§ TASK TO CARRY OUT
Word for word, repeat all of the entries below.

§ DATA FOR THIS TASK
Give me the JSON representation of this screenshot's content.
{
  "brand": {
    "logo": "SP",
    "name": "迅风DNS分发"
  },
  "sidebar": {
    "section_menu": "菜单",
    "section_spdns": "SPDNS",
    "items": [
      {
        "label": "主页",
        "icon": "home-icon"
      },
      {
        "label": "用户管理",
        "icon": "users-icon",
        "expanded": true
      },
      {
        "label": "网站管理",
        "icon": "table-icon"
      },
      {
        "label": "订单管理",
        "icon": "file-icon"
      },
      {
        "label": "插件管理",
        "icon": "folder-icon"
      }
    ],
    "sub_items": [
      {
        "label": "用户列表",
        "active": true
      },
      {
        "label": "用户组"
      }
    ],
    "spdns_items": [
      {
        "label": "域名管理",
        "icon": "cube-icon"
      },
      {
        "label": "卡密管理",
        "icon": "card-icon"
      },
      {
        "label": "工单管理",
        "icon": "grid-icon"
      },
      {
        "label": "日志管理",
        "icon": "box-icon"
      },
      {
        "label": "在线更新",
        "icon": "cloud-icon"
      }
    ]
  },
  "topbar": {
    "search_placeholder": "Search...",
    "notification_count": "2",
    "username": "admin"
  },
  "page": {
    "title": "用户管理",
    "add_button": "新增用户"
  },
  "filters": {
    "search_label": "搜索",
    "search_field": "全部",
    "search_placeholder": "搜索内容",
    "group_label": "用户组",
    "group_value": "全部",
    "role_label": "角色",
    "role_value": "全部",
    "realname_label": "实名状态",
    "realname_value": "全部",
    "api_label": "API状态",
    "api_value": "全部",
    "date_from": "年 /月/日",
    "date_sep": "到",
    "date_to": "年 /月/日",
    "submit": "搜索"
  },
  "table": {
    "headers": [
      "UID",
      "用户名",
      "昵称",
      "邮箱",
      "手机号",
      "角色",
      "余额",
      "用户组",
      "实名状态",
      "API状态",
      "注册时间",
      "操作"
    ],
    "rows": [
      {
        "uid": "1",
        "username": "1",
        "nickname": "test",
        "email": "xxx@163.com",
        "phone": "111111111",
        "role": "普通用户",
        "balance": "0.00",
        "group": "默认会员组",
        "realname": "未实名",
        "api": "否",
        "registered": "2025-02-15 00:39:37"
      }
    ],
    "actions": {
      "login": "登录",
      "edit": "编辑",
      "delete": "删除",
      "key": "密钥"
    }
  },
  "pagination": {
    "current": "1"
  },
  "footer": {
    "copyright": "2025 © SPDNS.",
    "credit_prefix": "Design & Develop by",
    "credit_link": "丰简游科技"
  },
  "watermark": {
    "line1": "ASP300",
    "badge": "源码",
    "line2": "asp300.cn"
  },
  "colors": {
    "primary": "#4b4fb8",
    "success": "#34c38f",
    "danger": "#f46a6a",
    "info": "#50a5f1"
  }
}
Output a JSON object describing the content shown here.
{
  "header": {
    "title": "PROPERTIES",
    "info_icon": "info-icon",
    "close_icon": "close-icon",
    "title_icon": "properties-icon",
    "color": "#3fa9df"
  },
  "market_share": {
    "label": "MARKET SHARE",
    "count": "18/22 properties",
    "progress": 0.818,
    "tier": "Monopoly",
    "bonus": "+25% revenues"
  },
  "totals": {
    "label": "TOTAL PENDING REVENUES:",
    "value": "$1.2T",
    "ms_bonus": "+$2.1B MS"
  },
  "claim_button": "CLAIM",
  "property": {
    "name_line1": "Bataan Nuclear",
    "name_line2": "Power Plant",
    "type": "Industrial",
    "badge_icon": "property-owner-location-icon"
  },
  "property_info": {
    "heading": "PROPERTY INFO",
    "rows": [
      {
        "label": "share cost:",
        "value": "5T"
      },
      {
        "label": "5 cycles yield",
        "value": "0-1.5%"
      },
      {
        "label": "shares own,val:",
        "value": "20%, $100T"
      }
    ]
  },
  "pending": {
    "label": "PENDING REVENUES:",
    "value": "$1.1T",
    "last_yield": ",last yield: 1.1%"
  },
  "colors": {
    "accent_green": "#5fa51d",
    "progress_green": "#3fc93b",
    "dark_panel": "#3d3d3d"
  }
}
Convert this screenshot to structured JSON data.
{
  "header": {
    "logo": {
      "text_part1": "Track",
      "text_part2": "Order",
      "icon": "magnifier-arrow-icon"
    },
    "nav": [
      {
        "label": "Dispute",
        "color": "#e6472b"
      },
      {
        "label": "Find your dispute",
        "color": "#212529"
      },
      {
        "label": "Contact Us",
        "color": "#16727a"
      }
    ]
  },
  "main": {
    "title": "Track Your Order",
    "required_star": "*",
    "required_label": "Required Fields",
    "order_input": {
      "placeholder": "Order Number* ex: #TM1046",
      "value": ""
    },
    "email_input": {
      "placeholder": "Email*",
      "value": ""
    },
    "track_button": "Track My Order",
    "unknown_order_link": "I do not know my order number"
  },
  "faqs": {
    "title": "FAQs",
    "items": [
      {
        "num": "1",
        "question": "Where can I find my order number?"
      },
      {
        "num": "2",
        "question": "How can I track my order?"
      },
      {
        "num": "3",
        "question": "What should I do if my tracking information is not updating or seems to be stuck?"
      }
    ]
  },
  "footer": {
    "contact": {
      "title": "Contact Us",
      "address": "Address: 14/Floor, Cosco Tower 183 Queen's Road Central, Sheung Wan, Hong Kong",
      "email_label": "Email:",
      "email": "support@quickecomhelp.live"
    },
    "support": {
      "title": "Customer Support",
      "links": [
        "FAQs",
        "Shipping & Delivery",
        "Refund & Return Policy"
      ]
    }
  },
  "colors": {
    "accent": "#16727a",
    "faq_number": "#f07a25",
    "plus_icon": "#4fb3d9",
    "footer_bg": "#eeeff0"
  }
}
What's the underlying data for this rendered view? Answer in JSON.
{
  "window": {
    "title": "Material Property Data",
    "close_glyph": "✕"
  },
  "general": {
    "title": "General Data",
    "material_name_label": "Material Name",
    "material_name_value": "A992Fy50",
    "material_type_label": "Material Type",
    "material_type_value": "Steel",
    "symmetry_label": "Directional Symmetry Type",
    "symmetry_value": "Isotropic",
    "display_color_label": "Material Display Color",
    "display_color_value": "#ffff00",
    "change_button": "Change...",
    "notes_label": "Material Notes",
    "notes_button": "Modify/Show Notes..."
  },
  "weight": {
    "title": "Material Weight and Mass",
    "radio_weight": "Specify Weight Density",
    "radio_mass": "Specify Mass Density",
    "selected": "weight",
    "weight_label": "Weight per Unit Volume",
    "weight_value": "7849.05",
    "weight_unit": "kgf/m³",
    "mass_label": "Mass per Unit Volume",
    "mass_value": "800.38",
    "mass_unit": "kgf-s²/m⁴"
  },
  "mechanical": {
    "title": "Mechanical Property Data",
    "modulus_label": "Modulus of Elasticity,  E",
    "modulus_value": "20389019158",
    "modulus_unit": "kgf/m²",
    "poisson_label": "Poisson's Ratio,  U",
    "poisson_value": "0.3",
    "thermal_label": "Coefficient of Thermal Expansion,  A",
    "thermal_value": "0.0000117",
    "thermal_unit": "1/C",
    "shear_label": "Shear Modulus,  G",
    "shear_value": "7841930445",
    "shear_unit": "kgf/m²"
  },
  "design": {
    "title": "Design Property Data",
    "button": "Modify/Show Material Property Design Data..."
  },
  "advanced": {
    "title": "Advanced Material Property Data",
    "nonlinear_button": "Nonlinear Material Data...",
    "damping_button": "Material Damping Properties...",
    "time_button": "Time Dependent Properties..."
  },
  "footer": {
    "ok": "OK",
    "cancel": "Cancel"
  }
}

§ RESPONSE AREA
Give me the JSON representation of this screenshot's content.
{
  "brand": {
    "logo": "SP",
    "name": "迅风DNS分发"
  },
  "sidebar": {
    "section_menu": "菜单",
    "section_spdns": "SPDNS",
    "items": [
      {
        "label": "主页",
        "icon": "home-icon"
      },
      {
        "label": "用户管理",
        "icon": "users-icon",
        "expanded": true
      },
      {
        "label": "网站管理",
        "icon": "table-icon"
      },
      {
        "label": "订单管理",
        "icon": "file-icon"
      },
      {
        "label": "插件管理",
        "icon": "folder-icon"
      }
    ],
    "sub_items": [
      {
        "label": "用户列表",
        "active": true
      },
      {
        "label": "用户组"
      }
    ],
    "spdns_items": [
      {
        "label": "域名管理",
        "icon": "cube-icon"
      },
      {
        "label": "卡密管理",
        "icon": "card-icon"
      },
      {
        "label": "工单管理",
        "icon": "grid-icon"
      },
      {
        "label": "日志管理",
        "icon": "box-icon"
      },
      {
        "label": "在线更新",
        "icon": "cloud-icon"
      }
    ]
  },
  "topbar": {
    "search_placeholder": "Search...",
    "notification_count": "2",
    "username": "admin"
  },
  "page": {
    "title": "用户管理",
    "add_button": "新增用户"
  },
  "filters": {
    "search_label": "搜索",
    "search_field": "全部",
    "search_placeholder": "搜索内容",
    "group_label": "用户组",
    "group_value": "全部",
    "role_label": "角色",
    "role_value": "全部",
    "realname_label": "实名状态",
    "realname_value": "全部",
    "api_label": "API状态",
    "api_value": "全部",
    "date_from": "年 /月/日",
    "date_sep": "到",
    "date_to": "年 /月/日",
    "submit": "搜索"
  },
  "table": {
    "headers": [
      "UID",
      "用户名",
      "昵称",
      "邮箱",
      "手机号",
      "角色",
      "余额",
      "用户组",
      "实名状态",
      "API状态",
      "注册时间",
      "操作"
    ],
    "rows": [
      {
        "uid": "1",
        "username": "1",
        "nickname": "test",
        "email": "xxx@163.com",
        "phone": "111111111",
        "role": "普通用户",
        "balance": "0.00",
        "group": "默认会员组",
        "realname": "未实名",
        "api": "否",
        "registered": "2025-02-15 00:39:37"
      }
    ],
    "actions": {
      "login": "登录",
      "edit": "编辑",
      "delete": "删除",
      "key": "密钥"
    }
  },
  "pagination": {
    "current": "1"
  },
  "footer": {
    "copyright": "2025 © SPDNS.",
    "credit_prefix": "Design & Develop by",
    "credit_link": "丰简游科技"
  },
  "watermark": {
    "line1": "ASP300",
    "badge": "源码",
    "line2": "asp300.cn"
  },
  "colors": {
    "primary": "#4b4fb8",
    "success": "#34c38f",
    "danger": "#f46a6a",
    "info": "#50a5f1"
  }
}
Output a JSON object describing the content shown here.
{
  "header": {
    "title": "PROPERTIES",
    "info_icon": "info-icon",
    "close_icon": "close-icon",
    "title_icon": "properties-icon",
    "color": "#3fa9df"
  },
  "market_share": {
    "label": "MARKET SHARE",
    "count": "18/22 properties",
    "progress": 0.818,
    "tier": "Monopoly",
    "bonus": "+25% revenues"
  },
  "totals": {
    "label": "TOTAL PENDING REVENUES:",
    "value": "$1.2T",
    "ms_bonus": "+$2.1B MS"
  },
  "claim_button": "CLAIM",
  "property": {
    "name_line1": "Bataan Nuclear",
    "name_line2": "Power Plant",
    "type": "Industrial",
    "badge_icon": "property-owner-location-icon"
  },
  "property_info": {
    "heading": "PROPERTY INFO",
    "rows": [
      {
        "label": "share cost:",
        "value": "5T"
      },
      {
        "label": "5 cycles yield",
        "value": "0-1.5%"
      },
      {
        "label": "shares own,val:",
        "value": "20%, $100T"
      }
    ]
  },
  "pending": {
    "label": "PENDING REVENUES:",
    "value": "$1.1T",
    "last_yield": ",last yield: 1.1%"
  },
  "colors": {
    "accent_green": "#5fa51d",
    "progress_green": "#3fc93b",
    "dark_panel": "#3d3d3d"
  }
}
Convert this screenshot to structured JSON data.
{
  "header": {
    "logo": {
      "text_part1": "Track",
      "text_part2": "Order",
      "icon": "magnifier-arrow-icon"
    },
    "nav": [
      {
        "label": "Dispute",
        "color": "#e6472b"
      },
      {
        "label": "Find your dispute",
        "color": "#212529"
      },
      {
        "label": "Contact Us",
        "color": "#16727a"
      }
    ]
  },
  "main": {
    "title": "Track Your Order",
    "required_star": "*",
    "required_label": "Required Fields",
    "order_input": {
      "placeholder": "Order Number* ex: #TM1046",
      "value": ""
    },
    "email_input": {
      "placeholder": "Email*",
      "value": ""
    },
    "track_button": "Track My Order",
    "unknown_order_link": "I do not know my order number"
  },
  "faqs": {
    "title": "FAQs",
    "items": [
      {
        "num": "1",
        "question": "Where can I find my order number?"
      },
      {
        "num": "2",
        "question": "How can I track my order?"
      },
      {
        "num": "3",
        "question": "What should I do if my tracking information is not updating or seems to be stuck?"
      }
    ]
  },
  "footer": {
    "contact": {
      "title": "Contact Us",
      "address": "Address: 14/Floor, Cosco Tower 183 Queen's Road Central, Sheung Wan, Hong Kong",
      "email_label": "Email:",
      "email": "support@quickecomhelp.live"
    },
    "support": {
      "title": "Customer Support",
      "links": [
        "FAQs",
        "Shipping & Delivery",
        "Refund & Return Policy"
      ]
    }
  },
  "colors": {
    "accent": "#16727a",
    "faq_number": "#f07a25",
    "plus_icon": "#4fb3d9",
    "footer_bg": "#eeeff0"
  }
}
What's the underlying data for this rendered view? Answer in JSON.
{
  "window": {
    "title": "Material Property Data",
    "close_glyph": "✕"
  },
  "general": {
    "title": "General Data",
    "material_name_label": "Material Name",
    "material_name_value": "A992Fy50",
    "material_type_label": "Material Type",
    "material_type_value": "Steel",
    "symmetry_label": "Directional Symmetry Type",
    "symmetry_value": "Isotropic",
    "display_color_label": "Material Display Color",
    "display_color_value": "#ffff00",
    "change_button": "Change...",
    "notes_label": "Material Notes",
    "notes_button": "Modify/Show Notes..."
  },
  "weight": {
    "title": "Material Weight and Mass",
    "radio_weight": "Specify Weight Density",
    "radio_mass": "Specify Mass Density",
    "selected": "weight",
    "weight_label": "Weight per Unit Volume",
    "weight_value": "7849.05",
    "weight_unit": "kgf/m³",
    "mass_label": "Mass per Unit Volume",
    "mass_value": "800.38",
    "mass_unit": "kgf-s²/m⁴"
  },
  "mechanical": {
    "title": "Mechanical Property Data",
    "modulus_label": "Modulus of Elasticity,  E",
    "modulus_value": "20389019158",
    "modulus_unit": "kgf/m²",
    "poisson_label": "Poisson's Ratio,  U",
    "poisson_value": "0.3",
    "thermal_label": "Coefficient of Thermal Expansion,  A",
    "thermal_value": "0.0000117",
    "thermal_unit": "1/C",
    "shear_label": "Shear Modulus,  G",
    "shear_value": "7841930445",
    "shear_unit": "kgf/m²"
  },
  "design": {
    "title": "Design Property Data",
    "button": "Modify/Show Material Property Design Data..."
  },
  "advanced": {
    "title": "Advanced Material Property Data",
    "nonlinear_button": "Nonlinear Material Data...",
    "damping_button": "Material Damping Properties...",
    "time_button": "Time Dependent Properties..."
  },
  "footer": {
    "ok": "OK",
    "cancel": "Cancel"
  }
}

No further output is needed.